Metro Vancouver’s transit referendum resulted in a resounding rejection from those who voted. And a lot did. They just said ‘NO’ to a .05% sales tax increase that, presumably, would have funded the Sky-train Plus expansion plans of the transit administration and mayors. So, did they say NO to transit? Did they say NO to the admin/political consortium? Or did the say NO to more taxes?
Probably all three. And therein lies a lesson in drafting referendum questions; the more questions that can be implied, the more irrelevant the response. I know a large contingent voted NO because they thought management was not doing a good job and a series of stoppages and a dysfunctional load-and-pay card-system (that works everywhere else) pretty much proved their point.

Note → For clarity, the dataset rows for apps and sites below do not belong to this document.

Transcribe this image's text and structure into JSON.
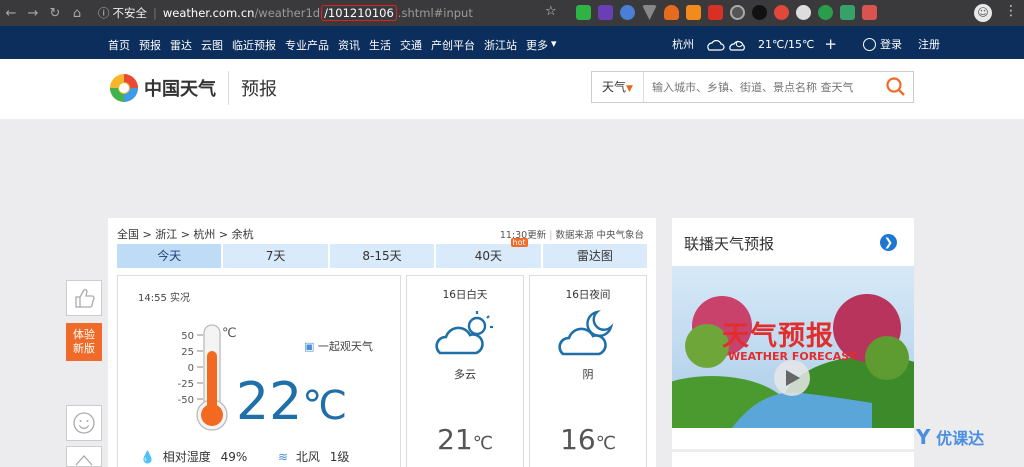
{
  "browser": {
    "security_label": "不安全",
    "url_host": "weather.com.cn",
    "url_path_before": "/weather1d",
    "url_highlight": "/101210106",
    "url_path_after": ".shtml#input"
  },
  "topnav": {
    "links": [
      "首页",
      "预报",
      "雷达",
      "云图",
      "临近预报",
      "专业产品",
      "资讯",
      "生活",
      "交通",
      "产创平台",
      "浙江站",
      "更多"
    ],
    "city": "杭州",
    "temp_range": "21℃/15℃",
    "add_label": "+",
    "login": "登录",
    "register": "注册"
  },
  "header": {
    "logo_text": "中国天气",
    "section_title": "预报",
    "search_type": "天气",
    "search_placeholder": "输入城市、乡镇、街道、景点名称 查天气"
  },
  "main": {
    "breadcrumb": "全国 > 浙江 > 杭州 > 余杭",
    "update_time": "11:30更新",
    "source": "数据来源 中央气象台",
    "tabs": [
      {
        "label": "今天"
      },
      {
        "label": "7天"
      },
      {
        "label": "8-15天"
      },
      {
        "label": "40天",
        "badge": "hot"
      },
      {
        "label": "雷达图"
      }
    ],
    "current": {
      "time": "14:55 实况",
      "unit": "℃",
      "scale": [
        "50",
        "25",
        "0",
        "-25",
        "-50"
      ],
      "temperature": "22",
      "temp_unit": "℃",
      "watch_label": "一起观天气",
      "humidity_label": "相对湿度",
      "humidity_value": "49%",
      "wind_dir": "北风",
      "wind_level": "1级"
    },
    "day": {
      "title": "16日白天",
      "desc": "多云",
      "temp": "21",
      "unit": "℃"
    },
    "night": {
      "title": "16日夜间",
      "desc": "阴",
      "temp": "16",
      "unit": "℃"
    }
  },
  "side": {
    "trial_line1": "体验",
    "trial_line2": "新版"
  },
  "right": {
    "title": "联播天气预报",
    "video_title_cn": "天气预报",
    "video_title_en": "WEATHER FORECAST"
  },
  "watermark": "优课达",
  "colors": {
    "nav_bg": "#0c2e5c",
    "accent": "#f06b2a",
    "temp_blue": "#1f6fa8",
    "tab_bg": "#d9eafa"
  }
}
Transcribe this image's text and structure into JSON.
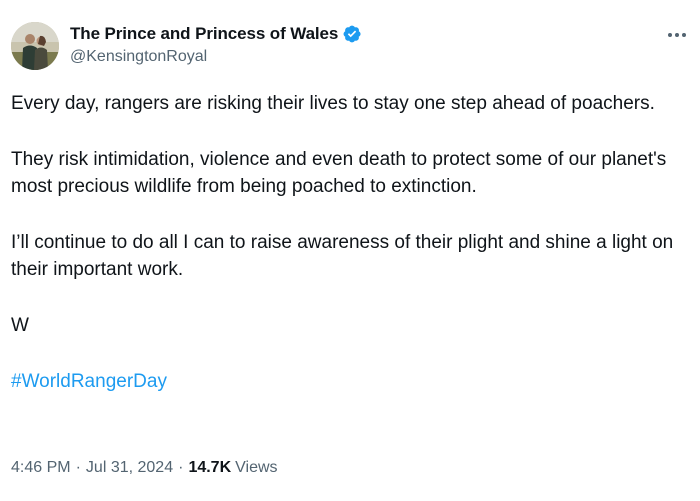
{
  "tweet": {
    "author": {
      "display_name": "The Prince and Princess of Wales",
      "handle": "@KensingtonRoyal",
      "verified": true,
      "verified_color": "#1d9bf0"
    },
    "paragraphs": [
      "Every day, rangers are risking their lives to stay one step ahead of poachers.",
      "They risk intimidation, violence and even death to protect some of our planet's most precious wildlife from being poached to extinction.",
      "I’ll continue to do all I can to raise awareness of their plight and shine a light on their important work.",
      "W"
    ],
    "hashtag": "#WorldRangerDay",
    "time": "4:46 PM",
    "date": "Jul 31, 2024",
    "separator": "·",
    "views_count": "14.7K",
    "views_label": "Views",
    "icons": {
      "verified": "verified-badge-icon",
      "more": "more-options-icon"
    },
    "colors": {
      "text": "#0f1419",
      "secondary": "#536471",
      "link": "#1d9bf0"
    }
  }
}
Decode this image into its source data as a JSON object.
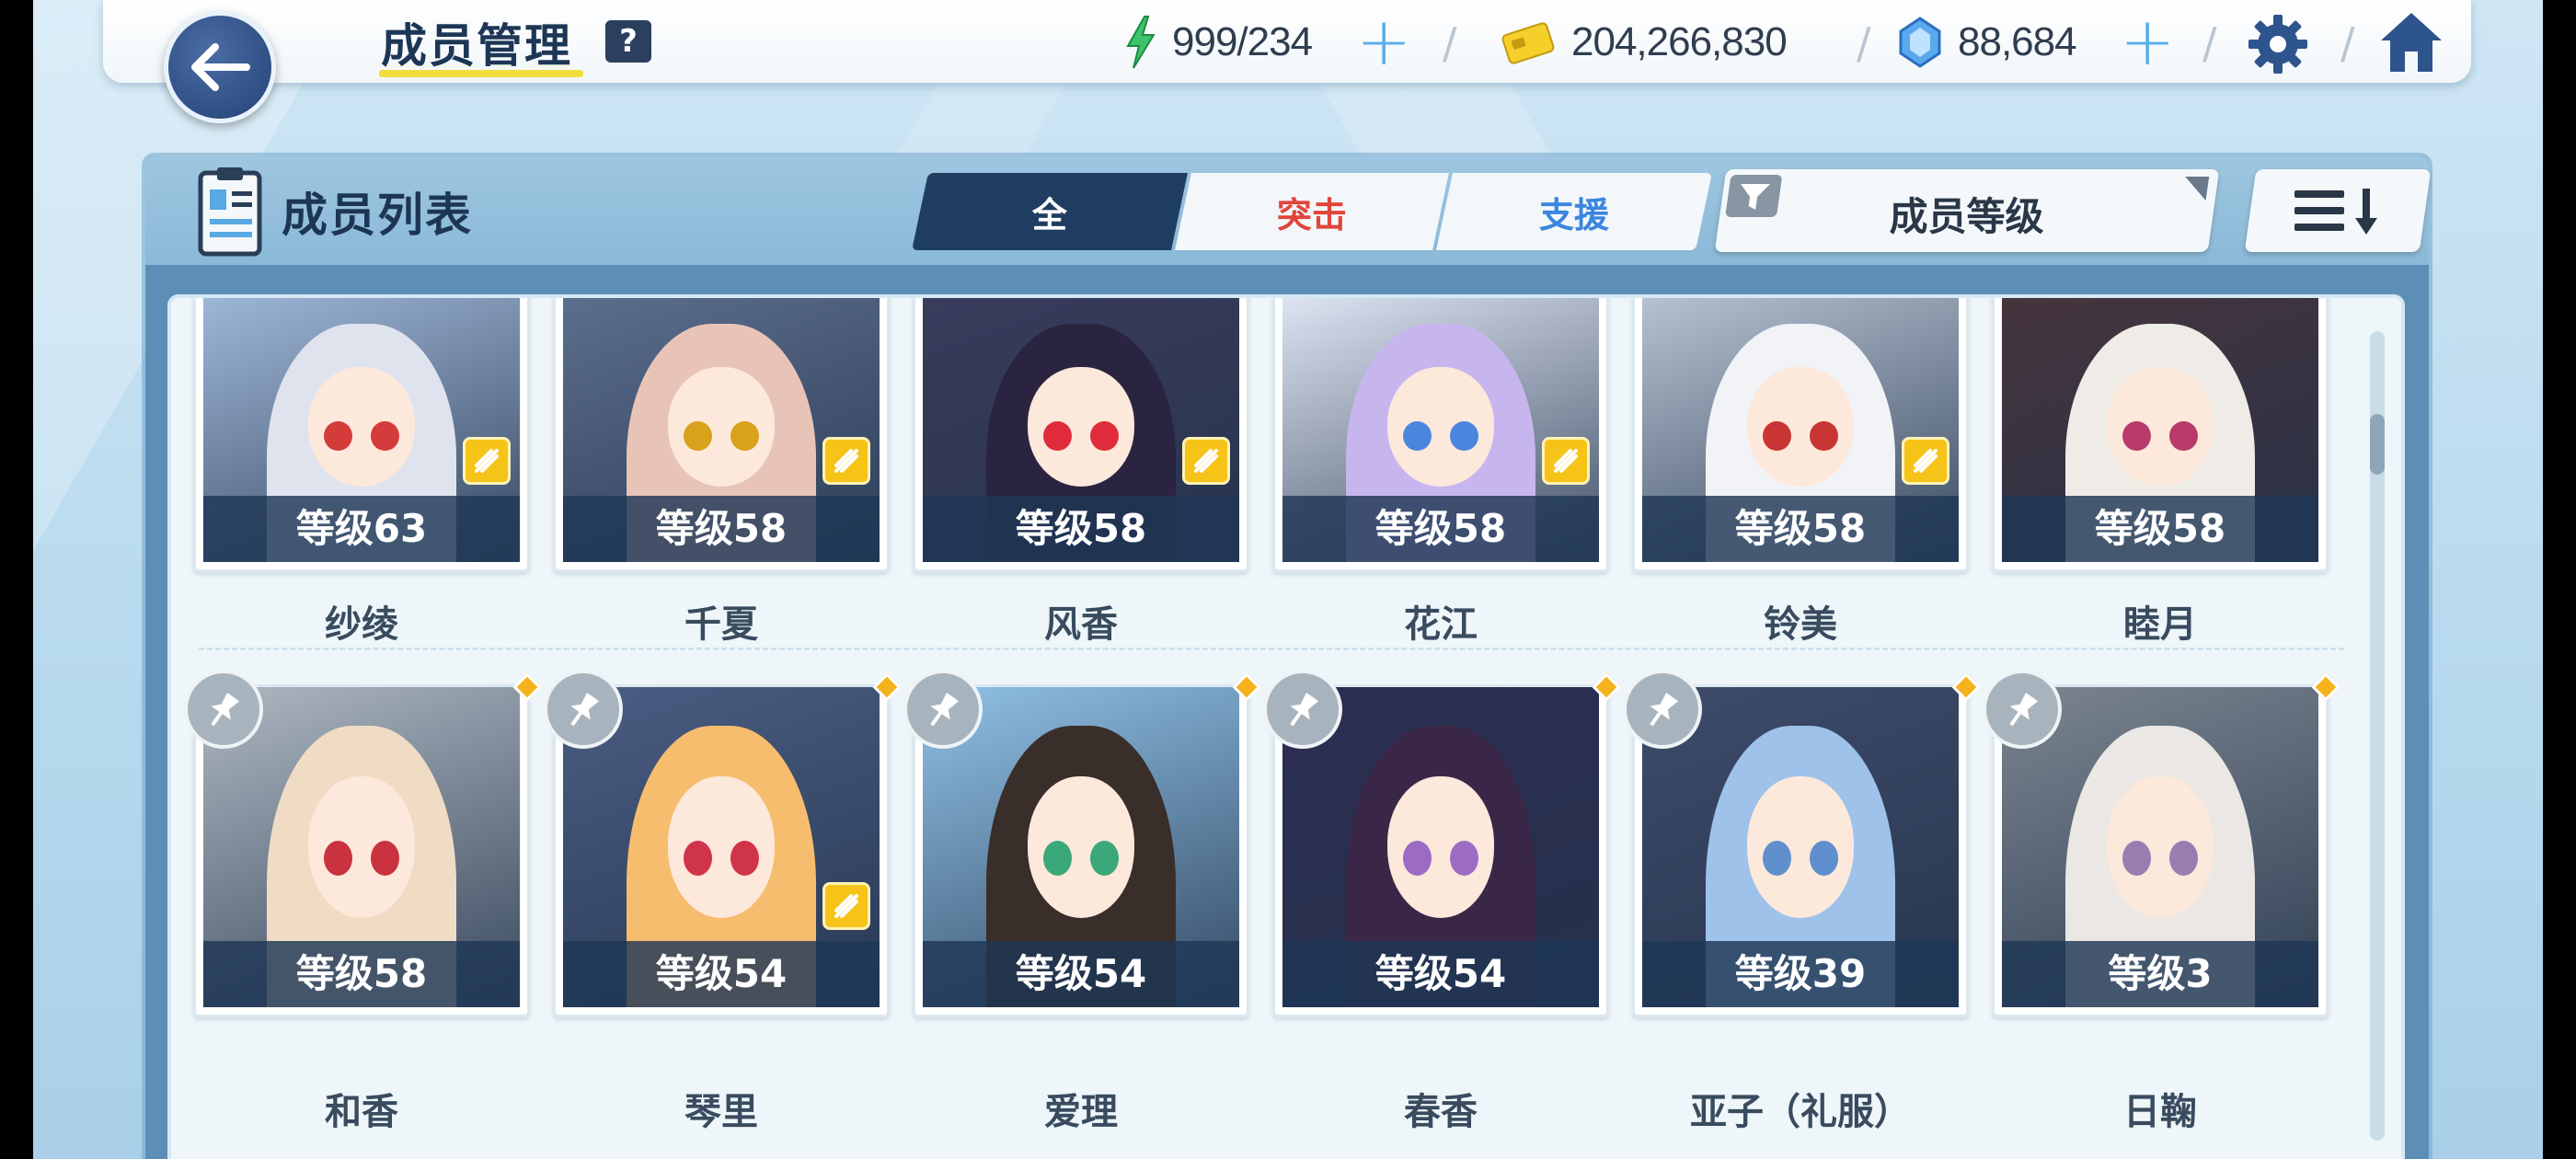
{
  "header": {
    "title": "成员管理",
    "help_label": "?",
    "energy": "999/234",
    "credits": "204,266,830",
    "gems": "88,684"
  },
  "panel": {
    "title": "成员列表",
    "tabs": [
      {
        "label": "全",
        "color": "#ffffff"
      },
      {
        "label": "突击",
        "color": "#e0453a"
      },
      {
        "label": "支援",
        "color": "#3b86de"
      }
    ],
    "sort_label": "成员等级"
  },
  "colors": {
    "accent": "#1f3d60",
    "underline": "#f2dd3f",
    "badge": "#f6c318",
    "level_band": "#1e3755"
  },
  "members": [
    {
      "name": "纱绫",
      "level": "等级63",
      "class_badge": true,
      "pinned": false,
      "hair": "#dfe3ee",
      "bg": "#9fb8d8",
      "eye": "#d43b3b"
    },
    {
      "name": "千夏",
      "level": "等级58",
      "class_badge": true,
      "pinned": false,
      "hair": "#e8c4b8",
      "bg": "#5c6f8e",
      "eye": "#d8a21b"
    },
    {
      "name": "风香",
      "level": "等级58",
      "class_badge": true,
      "pinned": false,
      "hair": "#2b2440",
      "bg": "#3a3c5c",
      "eye": "#e02c3a"
    },
    {
      "name": "花江",
      "level": "等级58",
      "class_badge": true,
      "pinned": false,
      "hair": "#c7b6ee",
      "bg": "#dfe6f4",
      "eye": "#4a86dd"
    },
    {
      "name": "铃美",
      "level": "等级58",
      "class_badge": true,
      "pinned": false,
      "hair": "#f1f3f7",
      "bg": "#b7c3d3",
      "eye": "#c93434"
    },
    {
      "name": "睦月",
      "level": "等级58",
      "class_badge": false,
      "pinned": false,
      "hair": "#efece8",
      "bg": "#46343c",
      "eye": "#b73a6a"
    },
    {
      "name": "和香",
      "level": "等级58",
      "class_badge": false,
      "pinned": true,
      "hair": "#f0dcc4",
      "bg": "#aeb8c2",
      "eye": "#c9323e"
    },
    {
      "name": "琴里",
      "level": "等级54",
      "class_badge": true,
      "pinned": true,
      "hair": "#f7bd6e",
      "bg": "#4a5d83",
      "eye": "#d0344a"
    },
    {
      "name": "爱理",
      "level": "等级54",
      "class_badge": false,
      "pinned": true,
      "hair": "#3a2e2a",
      "bg": "#8fc1e6",
      "eye": "#3aa878"
    },
    {
      "name": "春香",
      "level": "等级54",
      "class_badge": false,
      "pinned": true,
      "hair": "#3a2748",
      "bg": "#2d2e52",
      "eye": "#9c6bc3"
    },
    {
      "name": "亚子（礼服）",
      "level": "等级39",
      "class_badge": false,
      "pinned": true,
      "hair": "#9ec2ea",
      "bg": "#3e4b6a",
      "eye": "#5f8fcc"
    },
    {
      "name": "日鞠",
      "level": "等级3",
      "class_badge": false,
      "pinned": true,
      "hair": "#ebe7e4",
      "bg": "#7b8590",
      "eye": "#9a7db0"
    }
  ]
}
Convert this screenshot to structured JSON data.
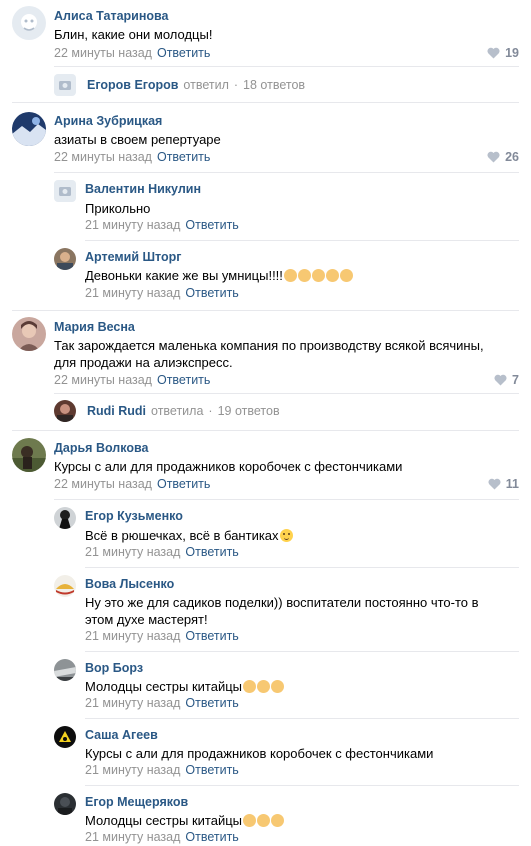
{
  "reply_label": "Ответить",
  "colors": {
    "link": "#2a5885",
    "meta": "#939393",
    "likes": "#828a99",
    "divider": "#e7e8ec"
  },
  "comments": [
    {
      "name": "Алиса Татаринова",
      "text": "Блин, какие они молодцы!",
      "time": "22 минуты назад",
      "likes": "19"
    },
    {
      "name": "Арина Зубрицкая",
      "text": "азиаты в своем репертуаре",
      "time": "22 минуты назад",
      "likes": "26"
    },
    {
      "name": "Мария Весна",
      "text": "Так зарождается маленька компания по производству всякой всячины, для продажи на алиэкспресс.",
      "time": "22 минуты назад",
      "likes": "7"
    },
    {
      "name": "Дарья Волкова",
      "text": "Курсы с али для продажников коробочек с фестончиками",
      "time": "22 минуты назад",
      "likes": "11"
    }
  ],
  "replies": [
    {
      "name": "Валентин Никулин",
      "text": "Прикольно",
      "time": "21 минуту назад"
    },
    {
      "name": "Артемий Шторг",
      "text": "Девоньки какие же вы умницы!!!!",
      "time": "21 минуту назад",
      "emoji": "clapping-hands"
    },
    {
      "name": "Егор Кузьменко",
      "text": "Всё в рюшечках, всё в бантиках",
      "time": "21 минуту назад",
      "emoji": "smiling-face"
    },
    {
      "name": "Вова Лысенко",
      "text": "Ну это же для садиков поделки)) воспитатели постоянно что-то в этом духе мастерят!",
      "time": "21 минуту назад"
    },
    {
      "name": "Вор Борз",
      "text": "Молодцы сестры китайцы",
      "time": "21 минуту назад",
      "emoji": "thumbs-up"
    },
    {
      "name": "Саша Агеев",
      "text": "Курсы с али для продажников коробочек с фестончиками",
      "time": "21 минуту назад"
    },
    {
      "name": "Егор Мещеряков",
      "text": "Молодцы сестры китайцы",
      "time": "21 минуту назад",
      "emoji": "thumbs-up"
    }
  ],
  "summaries": [
    {
      "name": "Егоров Егоров",
      "action": "ответил",
      "count": "18 ответов"
    },
    {
      "name": "Rudi Rudi",
      "action": "ответила",
      "count": "19 ответов"
    }
  ]
}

But they had plenty of other evidence.
Then there are others who simply can’t see paying more tax in any scenario. They can’t make ends meet as it is. So, for them, it was a NO to government in all it’s forms from senators to transit, from taxes to fees, from lies to yoga-on-the-bridge. That group is just fed up with what passes for leadership these days. I concur.
There are also those who don’t believe in transit and that group would also include me. I think transit sucks. And, further, they can’t make it work in Vancouver for anything less than 50 times what their plans call for. Vancouver is ill-suited to a good system. It is not world-class enough in so many other ways necessary.
I’ve lived in London and Hong Kong. I have visited a half dozen other cities with ‘transit’ from New York to Montreal, from Paris to Tokyo. Transit works best in downtown cores and with a gazillion stops. The best was Hong Kong and San Francisco was a close second. Why? Because you could jump on and jump off at your discretion, cheaply and efficiently. SF was more efficient in a slow kinda way but, in dealing with hills, it was great. Hong Kong was just plain uber efficient – moving more people in one afternoon than Metro Vancouver does in a week.
Why is this? Simple. We don’t live in the kind of density that makes transit work. We will someday. But we don’t now.
Further, we have developed a lifestyle that doesn’t mesh or work with transit. In HK I could get off at my station and within a block pick up the evening meal and be able to choose from dozens of outlets. In the other direction, my work was a block away. But Canadians don’t have that kind of support/work infrastructure except, ironically enough, at Lonsdale Quay which, unsurprisingly, is only connected to the system by a slow boat across the inlet and buses.
We don’t have the little ‘support services’ stalls all along the street that most transit-using cities have. Most of us shop at Save-On and such and just their parking lots are an effort to get across carrying groceries, dry-cleaning and that bloody briefcase.
And then what? In the pouring rain, carrying your stuff you then trek for blocks if not miles to your house or condo? Throw in a demanding schedule and or some heavier items and transit simply does not work for most people living and working or even attending university in the Greater Vancouver area.
Transit would work if they stuck to downtown, the north shore, the west end and super high density residential centres like Metro-town and the new Oakridge (when they pull that off). But trying to tie in Coquitlam is dumb. Those people have to drive to get to the nearest station. Who’s gonna be happy paying extra to drive to the park-and-ride and then pay for the last leg of the journey that never seems to quite get there?
Here’s the real reason I oppose transit. We’re trying to re-invent the wheel. Cars work. We’ve built a massive infrastructure for cars. We expect and plan for cars and have for decades. The ‘car’ system works very, very well. It is true that Vancouver is super-congested but that just really speaks as a rolling referendum that people prefer cars.
They want to keep rolling, of course, so traffic management should be enhanced. Hugely. But the real reason for anyone not liking cars anymore is that they pollute. And they take up so much room.
Duh! Go small. Go electric. If 90% of the commuters drove Smart Cars or Prius types, 40% of the problem disappears. Maybe more. Give parking priority to such ‘clean and small’ vehicles (like handicapped parking stickers do) and people would flock to the change. How much tax dollars required? Few. In fact, govt. could well afford to subsidize part of the purchase of switching to electric and small. It would be cheaper than building Sky trains and tunnels.
More to the point, the little buggies can drive door-to-door.
“Dave! Where did that rant come from?”
Well, I guess it is silly but I am working hard to get my incredible old bulk up the hill as well as carry really heavy stuff at the same time. Ironically, I value point-to-point transportation more than most. Even if it is only 150 or so feet. I am managing to do what I need to do out here by being logical and simple. But I can’t get around well enough in the city using transit. So – it is clearly not logical and simple. I think it should be.